▶ Interface dataset entries:
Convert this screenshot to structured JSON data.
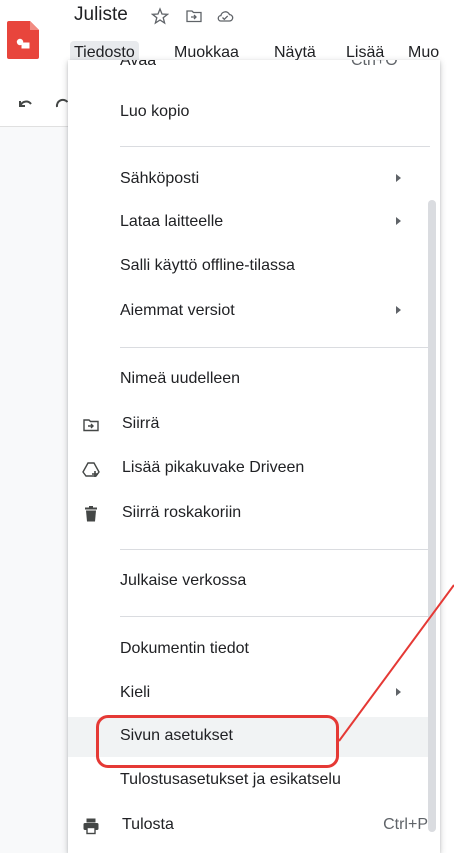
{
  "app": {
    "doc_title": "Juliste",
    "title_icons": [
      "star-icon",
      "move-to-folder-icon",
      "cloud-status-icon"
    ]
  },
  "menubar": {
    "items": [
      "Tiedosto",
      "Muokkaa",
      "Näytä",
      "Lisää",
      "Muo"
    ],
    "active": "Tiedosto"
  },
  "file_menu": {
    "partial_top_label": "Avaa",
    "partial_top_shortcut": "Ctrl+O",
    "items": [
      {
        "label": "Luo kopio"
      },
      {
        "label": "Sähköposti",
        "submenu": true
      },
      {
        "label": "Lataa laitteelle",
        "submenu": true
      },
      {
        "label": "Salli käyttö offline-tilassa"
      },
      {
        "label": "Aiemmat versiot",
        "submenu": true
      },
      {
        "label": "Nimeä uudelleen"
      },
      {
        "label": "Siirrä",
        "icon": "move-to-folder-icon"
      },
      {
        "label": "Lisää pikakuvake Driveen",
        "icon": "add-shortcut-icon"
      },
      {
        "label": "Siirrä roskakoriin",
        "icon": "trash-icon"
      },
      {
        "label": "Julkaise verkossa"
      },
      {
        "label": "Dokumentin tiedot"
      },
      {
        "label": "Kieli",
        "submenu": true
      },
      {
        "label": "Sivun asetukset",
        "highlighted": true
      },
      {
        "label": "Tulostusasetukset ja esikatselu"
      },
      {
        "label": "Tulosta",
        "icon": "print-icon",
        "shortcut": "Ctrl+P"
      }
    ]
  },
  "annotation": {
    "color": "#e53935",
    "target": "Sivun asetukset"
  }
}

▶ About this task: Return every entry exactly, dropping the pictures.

▶ Response area:
Convert this screenshot to structured JSON data.
{
  "app": {
    "doc_title": "Juliste",
    "title_icons": [
      "star-icon",
      "move-to-folder-icon",
      "cloud-status-icon"
    ]
  },
  "menubar": {
    "items": [
      "Tiedosto",
      "Muokkaa",
      "Näytä",
      "Lisää",
      "Muo"
    ],
    "active": "Tiedosto"
  },
  "file_menu": {
    "partial_top_label": "Avaa",
    "partial_top_shortcut": "Ctrl+O",
    "items": [
      {
        "label": "Luo kopio"
      },
      {
        "label": "Sähköposti",
        "submenu": true
      },
      {
        "label": "Lataa laitteelle",
        "submenu": true
      },
      {
        "label": "Salli käyttö offline-tilassa"
      },
      {
        "label": "Aiemmat versiot",
        "submenu": true
      },
      {
        "label": "Nimeä uudelleen"
      },
      {
        "label": "Siirrä",
        "icon": "move-to-folder-icon"
      },
      {
        "label": "Lisää pikakuvake Driveen",
        "icon": "add-shortcut-icon"
      },
      {
        "label": "Siirrä roskakoriin",
        "icon": "trash-icon"
      },
      {
        "label": "Julkaise verkossa"
      },
      {
        "label": "Dokumentin tiedot"
      },
      {
        "label": "Kieli",
        "submenu": true
      },
      {
        "label": "Sivun asetukset",
        "highlighted": true
      },
      {
        "label": "Tulostusasetukset ja esikatselu"
      },
      {
        "label": "Tulosta",
        "icon": "print-icon",
        "shortcut": "Ctrl+P"
      }
    ]
  },
  "annotation": {
    "color": "#e53935",
    "target": "Sivun asetukset"
  }
}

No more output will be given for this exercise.